(DATA SHOWN)
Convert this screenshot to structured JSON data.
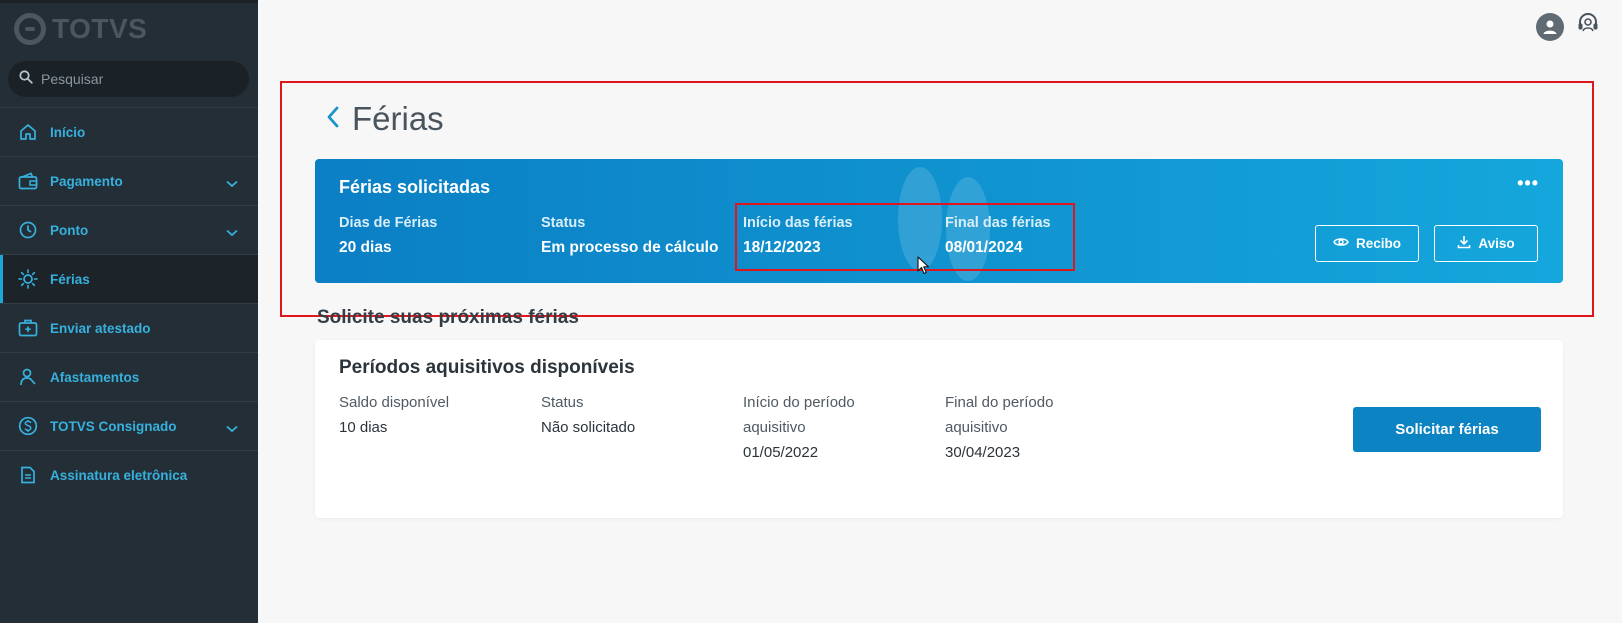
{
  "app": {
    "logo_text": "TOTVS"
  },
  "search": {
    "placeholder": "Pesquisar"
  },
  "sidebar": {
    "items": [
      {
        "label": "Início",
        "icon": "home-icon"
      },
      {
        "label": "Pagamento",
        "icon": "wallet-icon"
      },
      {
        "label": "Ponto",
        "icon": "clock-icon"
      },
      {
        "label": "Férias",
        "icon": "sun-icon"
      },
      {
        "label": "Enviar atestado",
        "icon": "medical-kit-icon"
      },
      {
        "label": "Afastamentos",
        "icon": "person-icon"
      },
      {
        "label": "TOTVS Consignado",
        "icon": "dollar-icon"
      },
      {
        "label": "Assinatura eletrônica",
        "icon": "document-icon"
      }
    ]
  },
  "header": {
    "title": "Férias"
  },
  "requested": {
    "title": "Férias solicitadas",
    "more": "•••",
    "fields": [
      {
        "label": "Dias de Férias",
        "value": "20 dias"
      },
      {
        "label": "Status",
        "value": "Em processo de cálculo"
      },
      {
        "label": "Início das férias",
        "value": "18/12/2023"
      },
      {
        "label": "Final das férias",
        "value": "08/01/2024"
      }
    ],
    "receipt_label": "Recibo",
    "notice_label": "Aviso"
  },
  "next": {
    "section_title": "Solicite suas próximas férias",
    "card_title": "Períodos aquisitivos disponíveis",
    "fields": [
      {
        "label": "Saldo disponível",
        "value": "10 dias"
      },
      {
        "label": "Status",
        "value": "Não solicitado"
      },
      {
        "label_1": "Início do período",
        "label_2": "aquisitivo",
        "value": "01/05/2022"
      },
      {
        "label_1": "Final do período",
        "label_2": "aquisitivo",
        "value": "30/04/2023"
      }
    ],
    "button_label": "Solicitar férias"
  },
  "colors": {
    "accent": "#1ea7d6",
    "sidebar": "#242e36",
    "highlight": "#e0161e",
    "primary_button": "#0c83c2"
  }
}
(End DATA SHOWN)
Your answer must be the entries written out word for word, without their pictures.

ANSWER SECTION
Convert this screenshot to structured JSON data.
{
  "app": {
    "logo_text": "TOTVS"
  },
  "search": {
    "placeholder": "Pesquisar"
  },
  "sidebar": {
    "items": [
      {
        "label": "Início",
        "icon": "home-icon"
      },
      {
        "label": "Pagamento",
        "icon": "wallet-icon"
      },
      {
        "label": "Ponto",
        "icon": "clock-icon"
      },
      {
        "label": "Férias",
        "icon": "sun-icon"
      },
      {
        "label": "Enviar atestado",
        "icon": "medical-kit-icon"
      },
      {
        "label": "Afastamentos",
        "icon": "person-icon"
      },
      {
        "label": "TOTVS Consignado",
        "icon": "dollar-icon"
      },
      {
        "label": "Assinatura eletrônica",
        "icon": "document-icon"
      }
    ]
  },
  "header": {
    "title": "Férias"
  },
  "requested": {
    "title": "Férias solicitadas",
    "more": "•••",
    "fields": [
      {
        "label": "Dias de Férias",
        "value": "20 dias"
      },
      {
        "label": "Status",
        "value": "Em processo de cálculo"
      },
      {
        "label": "Início das férias",
        "value": "18/12/2023"
      },
      {
        "label": "Final das férias",
        "value": "08/01/2024"
      }
    ],
    "receipt_label": "Recibo",
    "notice_label": "Aviso"
  },
  "next": {
    "section_title": "Solicite suas próximas férias",
    "card_title": "Períodos aquisitivos disponíveis",
    "fields": [
      {
        "label": "Saldo disponível",
        "value": "10 dias"
      },
      {
        "label": "Status",
        "value": "Não solicitado"
      },
      {
        "label_1": "Início do período",
        "label_2": "aquisitivo",
        "value": "01/05/2022"
      },
      {
        "label_1": "Final do período",
        "label_2": "aquisitivo",
        "value": "30/04/2023"
      }
    ],
    "button_label": "Solicitar férias"
  },
  "colors": {
    "accent": "#1ea7d6",
    "sidebar": "#242e36",
    "highlight": "#e0161e",
    "primary_button": "#0c83c2"
  }
}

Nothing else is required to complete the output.